● **YOUR TASK**
Would you give all of the records again, exactly as they read?

◇ ◇ ◇ ◇ ◇ ◇ ◇

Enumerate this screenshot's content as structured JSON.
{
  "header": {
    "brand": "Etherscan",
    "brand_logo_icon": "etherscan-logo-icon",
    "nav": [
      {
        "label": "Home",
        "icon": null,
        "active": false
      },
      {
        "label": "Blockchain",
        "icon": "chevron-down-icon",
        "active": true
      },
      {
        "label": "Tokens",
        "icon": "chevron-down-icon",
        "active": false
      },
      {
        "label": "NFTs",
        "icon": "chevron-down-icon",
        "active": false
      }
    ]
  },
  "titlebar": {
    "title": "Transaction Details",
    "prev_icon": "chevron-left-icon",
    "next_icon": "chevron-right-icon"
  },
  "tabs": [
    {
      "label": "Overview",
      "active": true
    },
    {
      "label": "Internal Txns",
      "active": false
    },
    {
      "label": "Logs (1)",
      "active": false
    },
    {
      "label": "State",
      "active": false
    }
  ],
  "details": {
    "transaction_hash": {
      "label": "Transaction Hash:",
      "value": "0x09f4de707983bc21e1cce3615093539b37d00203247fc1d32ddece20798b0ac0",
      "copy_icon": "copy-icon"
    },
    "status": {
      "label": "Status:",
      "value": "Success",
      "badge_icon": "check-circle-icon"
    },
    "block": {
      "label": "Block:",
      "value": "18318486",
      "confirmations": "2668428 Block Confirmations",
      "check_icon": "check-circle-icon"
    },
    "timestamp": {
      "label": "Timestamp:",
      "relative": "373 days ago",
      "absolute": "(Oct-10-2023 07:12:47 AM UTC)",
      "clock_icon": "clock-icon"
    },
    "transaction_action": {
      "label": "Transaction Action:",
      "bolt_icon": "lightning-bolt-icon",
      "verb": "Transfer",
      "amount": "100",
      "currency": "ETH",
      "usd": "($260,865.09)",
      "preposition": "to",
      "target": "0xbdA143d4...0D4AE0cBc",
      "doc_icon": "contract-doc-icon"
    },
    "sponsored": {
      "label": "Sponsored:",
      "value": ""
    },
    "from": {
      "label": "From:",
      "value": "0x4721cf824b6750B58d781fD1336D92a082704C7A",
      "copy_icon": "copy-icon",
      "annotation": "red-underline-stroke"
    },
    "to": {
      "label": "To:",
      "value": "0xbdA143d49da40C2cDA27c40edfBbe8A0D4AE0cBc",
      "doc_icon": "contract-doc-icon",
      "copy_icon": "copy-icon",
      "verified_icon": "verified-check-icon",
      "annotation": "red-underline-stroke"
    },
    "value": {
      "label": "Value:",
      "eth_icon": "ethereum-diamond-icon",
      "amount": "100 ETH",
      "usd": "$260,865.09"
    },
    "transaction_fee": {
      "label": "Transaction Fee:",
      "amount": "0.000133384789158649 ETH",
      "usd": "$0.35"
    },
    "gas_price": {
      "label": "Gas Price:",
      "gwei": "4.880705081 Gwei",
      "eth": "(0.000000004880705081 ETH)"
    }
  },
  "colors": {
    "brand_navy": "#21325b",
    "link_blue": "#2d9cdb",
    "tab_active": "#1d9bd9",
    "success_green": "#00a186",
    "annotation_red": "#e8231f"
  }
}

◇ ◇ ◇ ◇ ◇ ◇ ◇

● **PROBLEM SOLUTION**
Enumerate this screenshot's content as structured JSON.
{
  "header": {
    "brand": "Etherscan",
    "brand_logo_icon": "etherscan-logo-icon",
    "nav": [
      {
        "label": "Home",
        "icon": null,
        "active": false
      },
      {
        "label": "Blockchain",
        "icon": "chevron-down-icon",
        "active": true
      },
      {
        "label": "Tokens",
        "icon": "chevron-down-icon",
        "active": false
      },
      {
        "label": "NFTs",
        "icon": "chevron-down-icon",
        "active": false
      }
    ]
  },
  "titlebar": {
    "title": "Transaction Details",
    "prev_icon": "chevron-left-icon",
    "next_icon": "chevron-right-icon"
  },
  "tabs": [
    {
      "label": "Overview",
      "active": true
    },
    {
      "label": "Internal Txns",
      "active": false
    },
    {
      "label": "Logs (1)",
      "active": false
    },
    {
      "label": "State",
      "active": false
    }
  ],
  "details": {
    "transaction_hash": {
      "label": "Transaction Hash:",
      "value": "0x09f4de707983bc21e1cce3615093539b37d00203247fc1d32ddece20798b0ac0",
      "copy_icon": "copy-icon"
    },
    "status": {
      "label": "Status:",
      "value": "Success",
      "badge_icon": "check-circle-icon"
    },
    "block": {
      "label": "Block:",
      "value": "18318486",
      "confirmations": "2668428 Block Confirmations",
      "check_icon": "check-circle-icon"
    },
    "timestamp": {
      "label": "Timestamp:",
      "relative": "373 days ago",
      "absolute": "(Oct-10-2023 07:12:47 AM UTC)",
      "clock_icon": "clock-icon"
    },
    "transaction_action": {
      "label": "Transaction Action:",
      "bolt_icon": "lightning-bolt-icon",
      "verb": "Transfer",
      "amount": "100",
      "currency": "ETH",
      "usd": "($260,865.09)",
      "preposition": "to",
      "target": "0xbdA143d4...0D4AE0cBc",
      "doc_icon": "contract-doc-icon"
    },
    "sponsored": {
      "label": "Sponsored:",
      "value": ""
    },
    "from": {
      "label": "From:",
      "value": "0x4721cf824b6750B58d781fD1336D92a082704C7A",
      "copy_icon": "copy-icon",
      "annotation": "red-underline-stroke"
    },
    "to": {
      "label": "To:",
      "value": "0xbdA143d49da40C2cDA27c40edfBbe8A0D4AE0cBc",
      "doc_icon": "contract-doc-icon",
      "copy_icon": "copy-icon",
      "verified_icon": "verified-check-icon",
      "annotation": "red-underline-stroke"
    },
    "value": {
      "label": "Value:",
      "eth_icon": "ethereum-diamond-icon",
      "amount": "100 ETH",
      "usd": "$260,865.09"
    },
    "transaction_fee": {
      "label": "Transaction Fee:",
      "amount": "0.000133384789158649 ETH",
      "usd": "$0.35"
    },
    "gas_price": {
      "label": "Gas Price:",
      "gwei": "4.880705081 Gwei",
      "eth": "(0.000000004880705081 ETH)"
    }
  },
  "colors": {
    "brand_navy": "#21325b",
    "link_blue": "#2d9cdb",
    "tab_active": "#1d9bd9",
    "success_green": "#00a186",
    "annotation_red": "#e8231f"
  }
}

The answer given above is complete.